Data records

::::::::

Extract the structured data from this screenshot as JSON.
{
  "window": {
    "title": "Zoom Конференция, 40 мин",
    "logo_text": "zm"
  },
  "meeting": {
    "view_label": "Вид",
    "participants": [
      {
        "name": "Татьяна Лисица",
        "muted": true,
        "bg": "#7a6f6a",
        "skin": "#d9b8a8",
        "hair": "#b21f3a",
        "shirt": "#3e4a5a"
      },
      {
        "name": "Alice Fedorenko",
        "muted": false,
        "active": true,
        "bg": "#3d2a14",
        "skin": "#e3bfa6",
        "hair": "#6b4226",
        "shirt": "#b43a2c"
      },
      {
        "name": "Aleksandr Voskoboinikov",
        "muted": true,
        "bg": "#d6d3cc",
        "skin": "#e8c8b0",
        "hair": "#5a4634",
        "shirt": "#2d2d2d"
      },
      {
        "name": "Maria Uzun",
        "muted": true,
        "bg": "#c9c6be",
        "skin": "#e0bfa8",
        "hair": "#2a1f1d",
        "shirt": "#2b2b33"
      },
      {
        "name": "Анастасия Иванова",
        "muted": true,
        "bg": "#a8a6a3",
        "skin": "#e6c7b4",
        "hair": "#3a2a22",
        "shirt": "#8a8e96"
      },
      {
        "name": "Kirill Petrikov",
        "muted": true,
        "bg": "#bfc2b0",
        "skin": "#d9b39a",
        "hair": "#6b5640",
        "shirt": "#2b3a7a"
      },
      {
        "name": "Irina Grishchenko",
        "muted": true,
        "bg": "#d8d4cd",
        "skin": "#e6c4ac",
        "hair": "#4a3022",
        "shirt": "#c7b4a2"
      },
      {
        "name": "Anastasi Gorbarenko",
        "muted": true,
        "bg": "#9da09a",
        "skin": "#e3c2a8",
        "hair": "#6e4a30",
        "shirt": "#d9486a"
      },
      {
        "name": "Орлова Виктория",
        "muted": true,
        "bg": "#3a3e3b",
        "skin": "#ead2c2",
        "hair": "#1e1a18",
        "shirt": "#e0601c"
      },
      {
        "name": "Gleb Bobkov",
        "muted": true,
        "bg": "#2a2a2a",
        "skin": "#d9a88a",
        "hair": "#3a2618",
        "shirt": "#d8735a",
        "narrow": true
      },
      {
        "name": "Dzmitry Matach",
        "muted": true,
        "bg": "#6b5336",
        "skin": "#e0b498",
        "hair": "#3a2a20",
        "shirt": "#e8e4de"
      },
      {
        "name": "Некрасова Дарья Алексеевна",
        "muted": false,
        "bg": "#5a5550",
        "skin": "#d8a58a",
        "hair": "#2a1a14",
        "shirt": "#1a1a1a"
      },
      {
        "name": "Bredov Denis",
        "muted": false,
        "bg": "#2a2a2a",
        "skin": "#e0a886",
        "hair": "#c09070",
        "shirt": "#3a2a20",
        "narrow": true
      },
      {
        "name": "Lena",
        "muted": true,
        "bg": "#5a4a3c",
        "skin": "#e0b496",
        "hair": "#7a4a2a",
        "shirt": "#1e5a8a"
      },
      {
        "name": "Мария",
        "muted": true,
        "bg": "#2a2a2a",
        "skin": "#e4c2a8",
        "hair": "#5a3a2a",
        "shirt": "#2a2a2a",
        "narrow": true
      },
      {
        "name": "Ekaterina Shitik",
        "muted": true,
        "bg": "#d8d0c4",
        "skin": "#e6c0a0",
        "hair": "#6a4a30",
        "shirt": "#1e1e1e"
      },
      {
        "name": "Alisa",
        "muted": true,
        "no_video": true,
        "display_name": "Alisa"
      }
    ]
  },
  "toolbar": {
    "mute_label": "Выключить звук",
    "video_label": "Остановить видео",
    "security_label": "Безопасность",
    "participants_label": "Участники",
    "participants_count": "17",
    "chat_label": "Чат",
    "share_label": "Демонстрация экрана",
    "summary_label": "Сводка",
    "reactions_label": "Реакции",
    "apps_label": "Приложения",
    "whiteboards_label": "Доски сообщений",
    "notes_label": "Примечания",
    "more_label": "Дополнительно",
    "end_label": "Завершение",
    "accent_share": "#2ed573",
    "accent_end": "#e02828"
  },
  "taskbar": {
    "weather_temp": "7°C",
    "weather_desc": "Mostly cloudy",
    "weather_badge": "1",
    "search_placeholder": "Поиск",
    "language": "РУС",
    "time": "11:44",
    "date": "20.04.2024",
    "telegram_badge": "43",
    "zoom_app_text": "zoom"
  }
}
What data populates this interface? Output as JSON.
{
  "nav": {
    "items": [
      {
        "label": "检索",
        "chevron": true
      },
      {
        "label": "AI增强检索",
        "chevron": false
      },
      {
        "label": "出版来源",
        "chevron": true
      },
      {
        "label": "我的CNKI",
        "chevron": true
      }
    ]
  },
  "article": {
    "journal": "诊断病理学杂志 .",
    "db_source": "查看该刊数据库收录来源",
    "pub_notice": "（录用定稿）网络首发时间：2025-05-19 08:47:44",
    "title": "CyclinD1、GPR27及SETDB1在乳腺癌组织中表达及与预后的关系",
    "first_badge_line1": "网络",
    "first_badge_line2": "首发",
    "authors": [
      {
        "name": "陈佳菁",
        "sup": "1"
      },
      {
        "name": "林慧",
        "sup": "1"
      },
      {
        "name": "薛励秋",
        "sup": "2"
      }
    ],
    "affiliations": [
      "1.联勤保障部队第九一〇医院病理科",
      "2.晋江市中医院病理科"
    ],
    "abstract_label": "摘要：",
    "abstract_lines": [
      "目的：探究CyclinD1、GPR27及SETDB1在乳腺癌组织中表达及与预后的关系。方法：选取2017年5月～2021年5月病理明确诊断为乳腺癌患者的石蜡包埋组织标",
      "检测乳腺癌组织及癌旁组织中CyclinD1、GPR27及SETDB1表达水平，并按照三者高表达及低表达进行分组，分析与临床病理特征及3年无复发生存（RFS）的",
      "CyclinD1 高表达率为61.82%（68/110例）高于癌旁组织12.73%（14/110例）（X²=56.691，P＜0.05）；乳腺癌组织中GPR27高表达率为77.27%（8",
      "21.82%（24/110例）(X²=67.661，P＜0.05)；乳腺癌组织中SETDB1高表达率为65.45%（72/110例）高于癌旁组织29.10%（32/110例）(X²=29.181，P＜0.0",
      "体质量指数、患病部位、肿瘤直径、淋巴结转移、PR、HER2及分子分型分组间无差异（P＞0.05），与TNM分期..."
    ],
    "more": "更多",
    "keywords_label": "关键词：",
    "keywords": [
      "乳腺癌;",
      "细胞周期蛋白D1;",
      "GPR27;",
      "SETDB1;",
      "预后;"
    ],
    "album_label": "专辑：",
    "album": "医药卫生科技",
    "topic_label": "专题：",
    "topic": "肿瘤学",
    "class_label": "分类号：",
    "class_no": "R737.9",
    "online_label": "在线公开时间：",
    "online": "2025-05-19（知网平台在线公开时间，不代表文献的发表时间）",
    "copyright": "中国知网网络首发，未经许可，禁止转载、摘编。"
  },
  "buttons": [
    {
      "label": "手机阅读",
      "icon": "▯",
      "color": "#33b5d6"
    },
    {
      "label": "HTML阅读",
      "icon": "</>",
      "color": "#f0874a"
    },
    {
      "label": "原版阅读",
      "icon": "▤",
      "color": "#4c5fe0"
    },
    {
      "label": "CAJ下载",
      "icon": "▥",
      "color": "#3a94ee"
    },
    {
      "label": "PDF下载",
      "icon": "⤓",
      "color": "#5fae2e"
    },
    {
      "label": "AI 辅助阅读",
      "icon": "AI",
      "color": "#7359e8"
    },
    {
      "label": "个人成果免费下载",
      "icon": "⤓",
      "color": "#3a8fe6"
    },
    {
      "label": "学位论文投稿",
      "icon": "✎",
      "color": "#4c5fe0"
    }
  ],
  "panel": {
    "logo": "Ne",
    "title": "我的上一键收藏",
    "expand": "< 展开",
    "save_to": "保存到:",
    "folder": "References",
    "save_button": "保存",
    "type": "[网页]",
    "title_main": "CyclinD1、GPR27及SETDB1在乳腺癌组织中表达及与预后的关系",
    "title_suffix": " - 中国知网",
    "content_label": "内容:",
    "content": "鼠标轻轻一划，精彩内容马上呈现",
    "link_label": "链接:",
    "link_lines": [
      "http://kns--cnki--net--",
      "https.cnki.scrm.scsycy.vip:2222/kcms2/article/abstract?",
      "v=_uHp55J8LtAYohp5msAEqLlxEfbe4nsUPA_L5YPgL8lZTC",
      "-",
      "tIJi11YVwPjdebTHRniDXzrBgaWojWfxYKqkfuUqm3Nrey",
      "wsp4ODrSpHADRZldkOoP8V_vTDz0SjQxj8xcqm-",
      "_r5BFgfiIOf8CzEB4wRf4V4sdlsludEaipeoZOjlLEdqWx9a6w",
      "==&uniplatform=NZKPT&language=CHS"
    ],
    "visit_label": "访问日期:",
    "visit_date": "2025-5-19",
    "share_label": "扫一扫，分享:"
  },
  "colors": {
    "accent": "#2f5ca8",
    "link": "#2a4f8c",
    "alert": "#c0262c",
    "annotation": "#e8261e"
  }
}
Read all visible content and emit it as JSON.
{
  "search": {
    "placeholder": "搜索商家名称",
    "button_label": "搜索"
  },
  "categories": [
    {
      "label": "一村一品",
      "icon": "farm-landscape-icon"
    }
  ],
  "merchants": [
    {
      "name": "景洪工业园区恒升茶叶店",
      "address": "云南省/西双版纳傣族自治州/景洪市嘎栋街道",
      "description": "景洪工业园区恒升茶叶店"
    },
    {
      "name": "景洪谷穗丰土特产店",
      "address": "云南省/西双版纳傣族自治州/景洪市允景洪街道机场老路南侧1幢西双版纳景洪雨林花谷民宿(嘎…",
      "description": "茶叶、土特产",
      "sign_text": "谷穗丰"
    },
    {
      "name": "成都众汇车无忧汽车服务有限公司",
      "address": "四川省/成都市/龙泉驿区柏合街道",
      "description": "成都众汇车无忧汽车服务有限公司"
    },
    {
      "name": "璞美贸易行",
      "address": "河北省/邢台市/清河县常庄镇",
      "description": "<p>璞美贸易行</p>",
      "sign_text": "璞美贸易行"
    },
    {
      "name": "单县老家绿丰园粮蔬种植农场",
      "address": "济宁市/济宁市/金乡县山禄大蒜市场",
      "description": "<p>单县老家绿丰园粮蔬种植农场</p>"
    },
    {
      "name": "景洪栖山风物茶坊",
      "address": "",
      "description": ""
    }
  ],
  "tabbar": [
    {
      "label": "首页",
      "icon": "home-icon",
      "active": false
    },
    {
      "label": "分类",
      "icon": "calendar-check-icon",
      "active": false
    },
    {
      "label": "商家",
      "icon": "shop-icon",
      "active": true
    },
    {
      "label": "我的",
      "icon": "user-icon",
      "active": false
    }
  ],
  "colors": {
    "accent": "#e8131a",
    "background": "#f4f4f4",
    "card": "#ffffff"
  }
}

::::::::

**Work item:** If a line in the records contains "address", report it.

**Solution below:**
      "address": "云南省/西双版纳傣族自治州/景洪市嘎栋街道",
      "address": "云南省/西双版纳傣族自治州/景洪市允景洪街道机场老路南侧1幢西双版纳景洪雨林花谷民宿(嘎…",
      "address": "四川省/成都市/龙泉驿区柏合街道",
      "address": "河北省/邢台市/清河县常庄镇",
      "address": "济宁市/济宁市/金乡县山禄大蒜市场",
      "address": "",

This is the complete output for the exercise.